Remember, quick and accurate assessment is crucial in providing effective first aid. Properly evaluating the situation and taking appropriate actions can make a significant difference in the victim's outcome.

After checking the victim, the first and most important step is to call Emergency Medical Services (EMS). If you are the only person present, you must make the call yourself. Remain calm and follow these steps to provide essential information to the 911 operator:

  1. Designate a Caller: If there are multiple people around, designate someone to call EMS. If you are alone, take charge and make the call.
  2. Dial Emergency Number: Dial 911 or the local emergency number immediately.
  3. Provide Essential Information: When speaking to the 911 operator, ensure you provide the following information:
    1. Location: Clearly state your precise location, including any landmarks or nearby streets.
    2. Situation Description: Briefly explain the nature of the emergency. For example, state if the victim is unconscious, injured, or experiencing a specific medical issue.
    3. Patient Description: Provide any relevant details about the patient's condition, age, and any visible injuries or symptoms.
  4. Personal Information: The 911 operator may ask for your name. Be prepared to provide it.
  5. Facility Access: If you are in a secure facility or building, inform the 911 operator of any access codes or instructions to enter the premises.
  6. Stay on the Line: Do not hang up the phone until the 911 operator instructs you to do so. They may need additional information or provide you with essential instructions.
  7. Update on Location: If you need to change locations or move the victim before EMS arrives, inform the operator of the updated location.

Remember, staying calm during this process is crucial, as it allows you to communicate effectively and provide the necessary information for a prompt and appropriate EMS response.

After calling the EMS, provide appropriate Care until EMS arrives and takes over. Continue monitoring the vital signs of the victim until EMS arrives.

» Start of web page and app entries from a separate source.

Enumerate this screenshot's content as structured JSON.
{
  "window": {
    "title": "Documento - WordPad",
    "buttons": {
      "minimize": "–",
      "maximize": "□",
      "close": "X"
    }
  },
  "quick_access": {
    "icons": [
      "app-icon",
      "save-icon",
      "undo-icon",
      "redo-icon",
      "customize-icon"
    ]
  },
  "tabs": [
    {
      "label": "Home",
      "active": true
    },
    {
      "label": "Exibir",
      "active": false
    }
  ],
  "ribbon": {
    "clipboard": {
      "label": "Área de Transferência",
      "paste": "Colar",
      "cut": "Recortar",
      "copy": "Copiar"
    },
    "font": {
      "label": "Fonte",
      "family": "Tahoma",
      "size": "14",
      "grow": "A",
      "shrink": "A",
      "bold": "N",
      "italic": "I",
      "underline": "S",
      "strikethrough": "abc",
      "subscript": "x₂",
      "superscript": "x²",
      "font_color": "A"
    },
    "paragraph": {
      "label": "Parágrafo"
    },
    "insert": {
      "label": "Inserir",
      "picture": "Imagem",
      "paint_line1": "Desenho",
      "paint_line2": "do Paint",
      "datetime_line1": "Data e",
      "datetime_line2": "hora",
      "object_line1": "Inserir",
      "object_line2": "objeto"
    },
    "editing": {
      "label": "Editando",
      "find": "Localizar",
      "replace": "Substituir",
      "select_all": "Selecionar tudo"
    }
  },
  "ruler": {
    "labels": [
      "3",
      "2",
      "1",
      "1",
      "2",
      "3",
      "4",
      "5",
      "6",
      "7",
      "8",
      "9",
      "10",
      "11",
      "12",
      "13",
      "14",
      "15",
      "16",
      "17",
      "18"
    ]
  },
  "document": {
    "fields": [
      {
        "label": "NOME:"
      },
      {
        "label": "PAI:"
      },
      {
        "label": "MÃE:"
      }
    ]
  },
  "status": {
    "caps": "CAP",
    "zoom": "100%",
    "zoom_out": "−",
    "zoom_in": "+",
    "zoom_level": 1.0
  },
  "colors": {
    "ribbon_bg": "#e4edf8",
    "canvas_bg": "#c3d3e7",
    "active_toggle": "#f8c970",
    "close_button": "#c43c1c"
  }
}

It is important to do your best to stay calm and stay focused so that you will be able to provide the best care possible for the injured individual.